In the US, traditional financial users are protected by government-backed organizations that provide insurance for their deposits, protecting them from losses due to bankruptcy or bank failure. However, given the unique characteristics of the decentralized finance (DeFi) space, it is worth examining whether similar organizations will work in this industry.
The Federal Deposit Insurance Corporation (FDIC) and the Securities Investor Protection Corporation (SIPC) are two organizations that work to protect consumers from losses in traditional finance. FDIC protects bank deposits to a certain extent, whereas SIPC protects the property of broker-dealer users. These organizations are tailored to their specific goals and function well within traditional finance.

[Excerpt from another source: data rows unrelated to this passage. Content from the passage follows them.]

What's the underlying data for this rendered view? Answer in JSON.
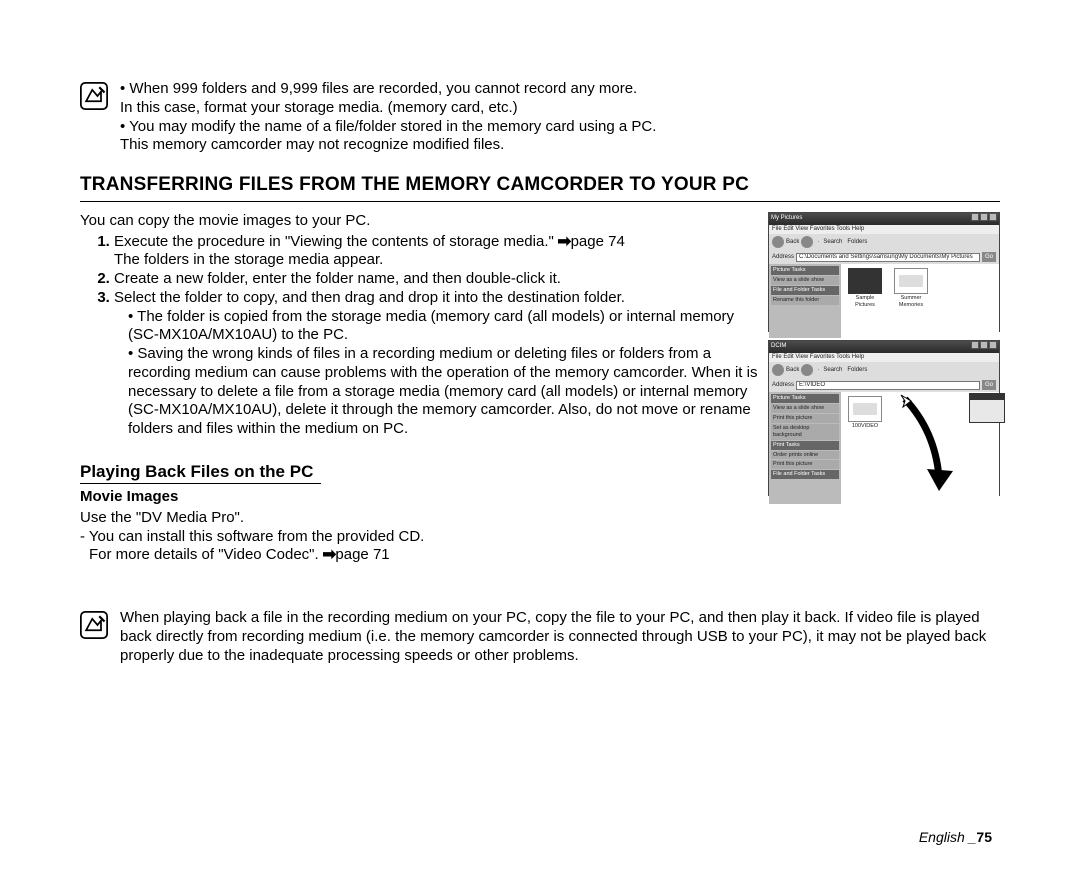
{
  "note1": {
    "items": [
      "When 999 folders and 9,999 files are recorded, you cannot record any more.\nIn this case, format your storage media. (memory card, etc.)",
      "You may modify the name of a file/folder stored in the memory card using a PC.\nThis memory camcorder may not recognize modified files."
    ]
  },
  "heading1": "TRANSFERRING FILES FROM THE MEMORY CAMCORDER TO YOUR PC",
  "intro": "You can copy the movie images to your PC.",
  "steps": {
    "s1_a": "Execute the procedure in \"Viewing the contents of storage media.\" ",
    "s1_b": "page 74",
    "s1_c": "The folders in the storage media appear.",
    "s2": "Create a new folder, enter the folder name, and then double-click it.",
    "s3": "Select the folder to copy, and then drag and drop it into the destination folder.",
    "s3_sub": [
      "The folder is copied from the storage media (memory card (all models) or internal memory (SC-MX10A/MX10AU) to the PC.",
      "Saving the wrong kinds of files in a recording medium or deleting files or folders from a recording medium can cause problems with the operation of the memory camcorder. When it is necessary to delete a file from a storage media (memory card (all models) or internal memory (SC-MX10A/MX10AU), delete it through the memory camcorder. Also, do not move or rename folders and files within the medium on PC."
    ]
  },
  "heading2": "Playing Back Files on the PC",
  "heading3": "Movie  Images",
  "movie_lines": {
    "l1": "Use the \"DV Media Pro\".",
    "l2": "- You can install this software from the provided CD.",
    "l3_a": "For more details of \"Video Codec\". ",
    "l3_b": "page 71"
  },
  "note2": "When playing back a file in the recording medium on your PC, copy the file to your PC, and then play it back. If video file is played back directly from recording medium (i.e. the memory camcorder is connected through USB to your PC), it may not be played back properly due to the inadequate processing speeds or other problems.",
  "footer": {
    "lang": "English _",
    "page": "75"
  },
  "win1": {
    "title": "My Pictures",
    "menu": "File   Edit   View   Favorites   Tools   Help",
    "toolbar": {
      "back": "Back",
      "search": "Search",
      "folders": "Folders"
    },
    "address": "C:\\Documents and Settings\\samsung\\My Documents\\My Pictures",
    "go": "Go",
    "side_tasks_head": "Picture Tasks",
    "side_tasks_item": "View as a slide show",
    "side_ff_head": "File and Folder Tasks",
    "side_ff_item": "Rename this folder",
    "thumb1": "Sample Pictures",
    "thumb2": "Summer Memories"
  },
  "win2": {
    "title": "DCIM",
    "menu": "File   Edit   View   Favorites   Tools   Help",
    "toolbar": {
      "back": "Back",
      "search": "Search",
      "folders": "Folders"
    },
    "address": "E:\\VIDEO",
    "go": "Go",
    "side_tasks_head": "Picture Tasks",
    "side_items": [
      "View as a slide show",
      "Print this picture",
      "Set as desktop background"
    ],
    "side_print_head": "Print Tasks",
    "side_print_items": [
      "Order prints online",
      "Print this picture"
    ],
    "side_ff_head": "File and Folder Tasks",
    "folder": "100VIDEO"
  }
}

However, the DeFi space presents unique challenges that similar organizations may not be suitable for. DeFi hacks are becoming more common and expensive, and stolen funds are less likely to be recovered. Paying back users with funds from the organization is the most effective way to replace lost funds than litigation.

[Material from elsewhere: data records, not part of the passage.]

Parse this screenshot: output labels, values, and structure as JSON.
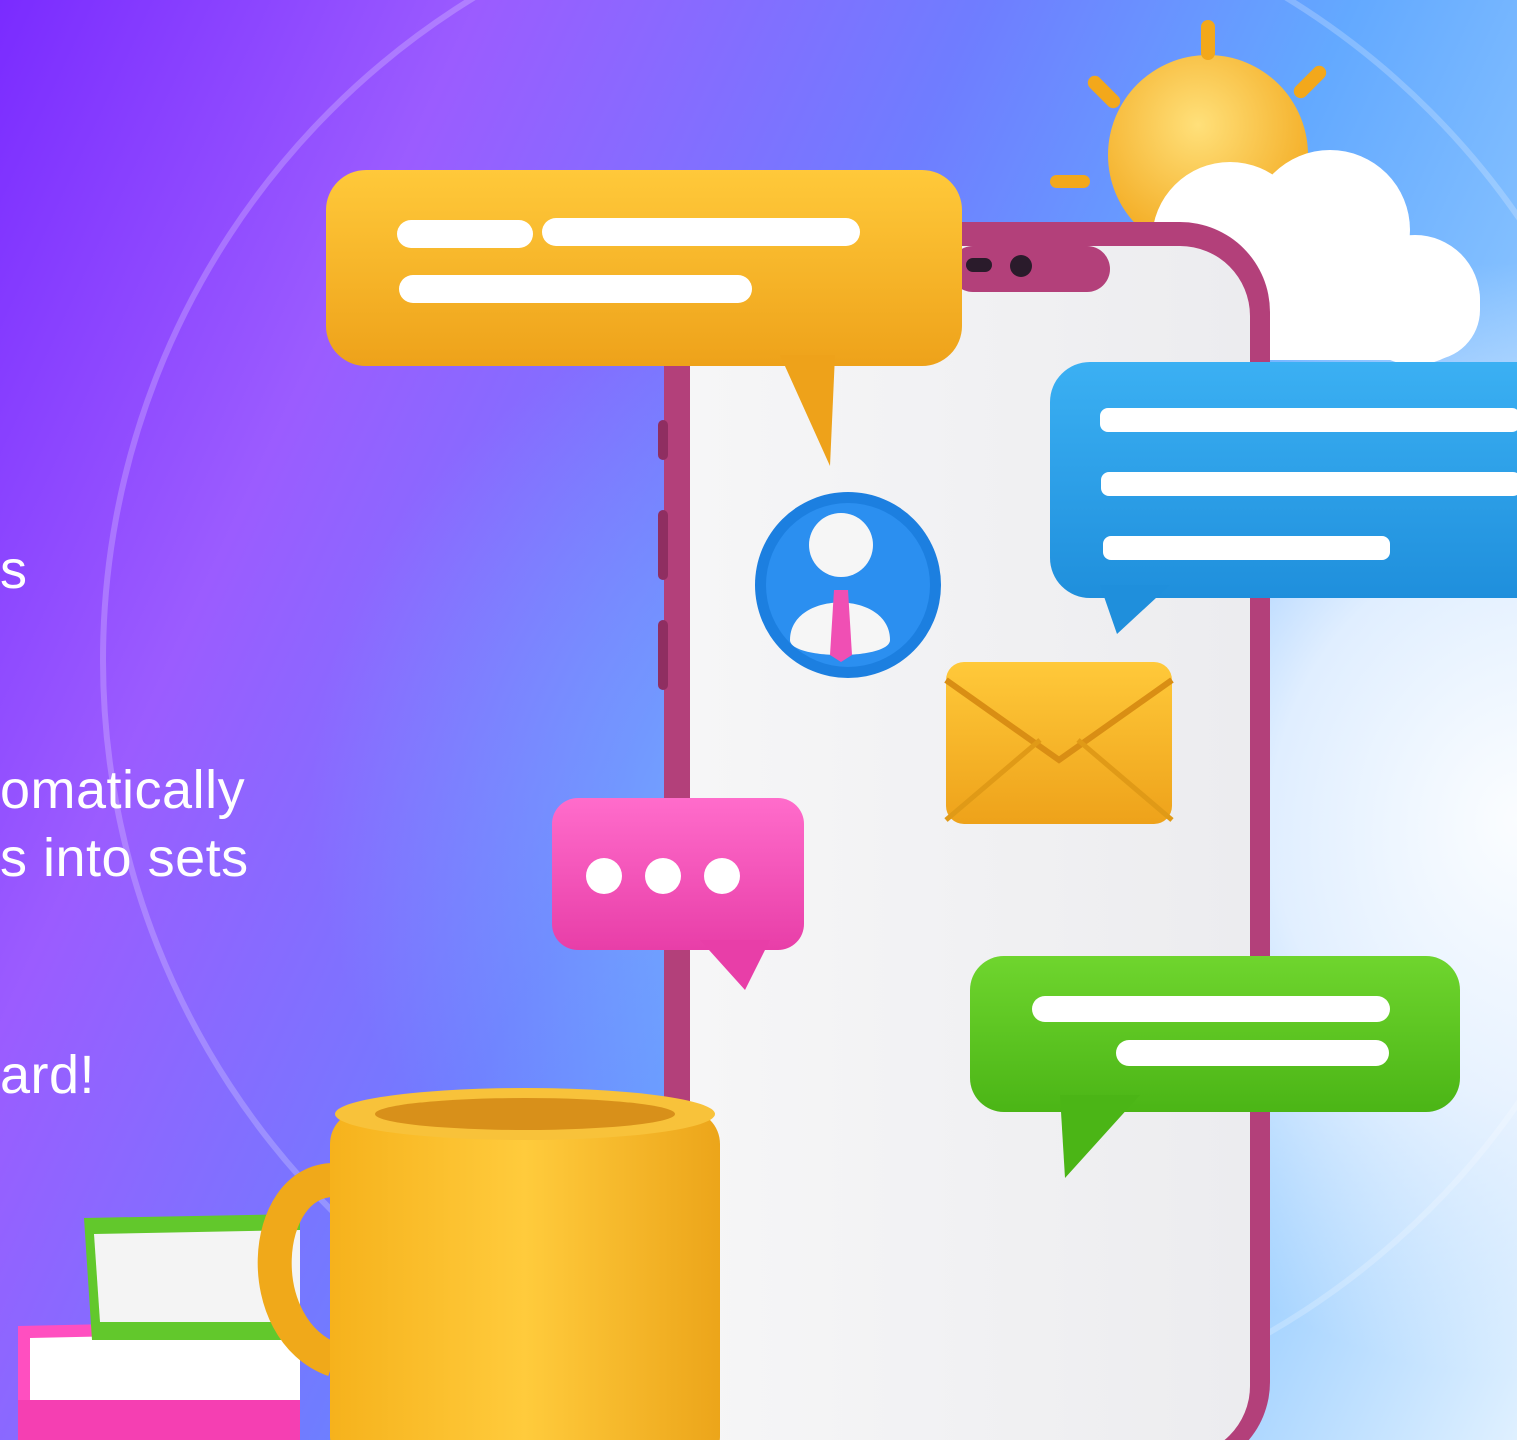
{
  "marketing_copy": {
    "line_1": "s",
    "line_2": "omatically",
    "line_3": "s into sets",
    "line_4": "ard!"
  },
  "illustration": {
    "icons": [
      "speech-bubble-icon",
      "user-avatar-icon",
      "envelope-icon",
      "typing-indicator-icon",
      "sun-icon",
      "cloud-icon",
      "mug-icon",
      "books-icon",
      "smartphone-icon"
    ],
    "colors": {
      "yellow": "#f3b21f",
      "blue": "#2f9fe8",
      "green": "#57c21f",
      "pink": "#f04fb4",
      "phone_frame": "#b3407a",
      "purple_bg": "#7a2bff",
      "light_blue_bg": "#8fc8ff"
    }
  }
}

Like insurance fees for institutions, membership fees will be a major source of funding for similar organizations in the DeFi space. However, these costs need to be significant to cover the huge amounts lost in DeFi hacks. For example, Maker, a protocol with a total locked value (TVL) of $7.9 billion, would need to pay about $20 million per year in membership fees if the percentage risk of 0.25% is held constant. This number will not be sustainable for many DeFi protocols.
In addition, hacked assets are difficult to recover in DeFi, and taking a percentage of TVL instead of revenue would be unsustainable to cover the amount lost. More than 70% of hacked protocols had no audits incorporating exploited parts of the code, indicating the need for better auditing practices.
In conclusion, while government-backed organizations do well in traditional finance, the DeFi space presents unique challenges that require customized solutions. While similar organizations may work in DeFi, funding sources and auditing practices need to be re-evaluated to ensure their sustainability. As the DeFi space continues to evolve and mature, it is important to consider the need for regulatory and protective measures suited to its unique characteristics.